Exercise goal: Spot each line in the records below where the word "icon" occurs, then copy it.

Dataset excerpts

··········

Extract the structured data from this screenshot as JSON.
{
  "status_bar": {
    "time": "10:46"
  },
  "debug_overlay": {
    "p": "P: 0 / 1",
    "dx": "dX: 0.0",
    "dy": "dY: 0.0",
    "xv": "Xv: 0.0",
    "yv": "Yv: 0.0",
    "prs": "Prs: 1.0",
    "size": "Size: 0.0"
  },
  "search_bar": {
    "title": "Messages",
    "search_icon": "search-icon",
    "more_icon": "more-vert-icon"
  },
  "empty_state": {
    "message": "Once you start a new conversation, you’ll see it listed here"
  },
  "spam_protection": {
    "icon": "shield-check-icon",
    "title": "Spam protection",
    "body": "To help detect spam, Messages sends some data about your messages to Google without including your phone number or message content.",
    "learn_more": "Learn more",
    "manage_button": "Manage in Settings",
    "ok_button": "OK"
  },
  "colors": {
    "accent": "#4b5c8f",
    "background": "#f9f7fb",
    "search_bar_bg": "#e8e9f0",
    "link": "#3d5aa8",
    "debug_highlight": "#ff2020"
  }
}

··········

Answer area:
    "search_icon": "search-icon",
    "more_icon": "more-vert-icon"
    "icon": "shield-check-icon",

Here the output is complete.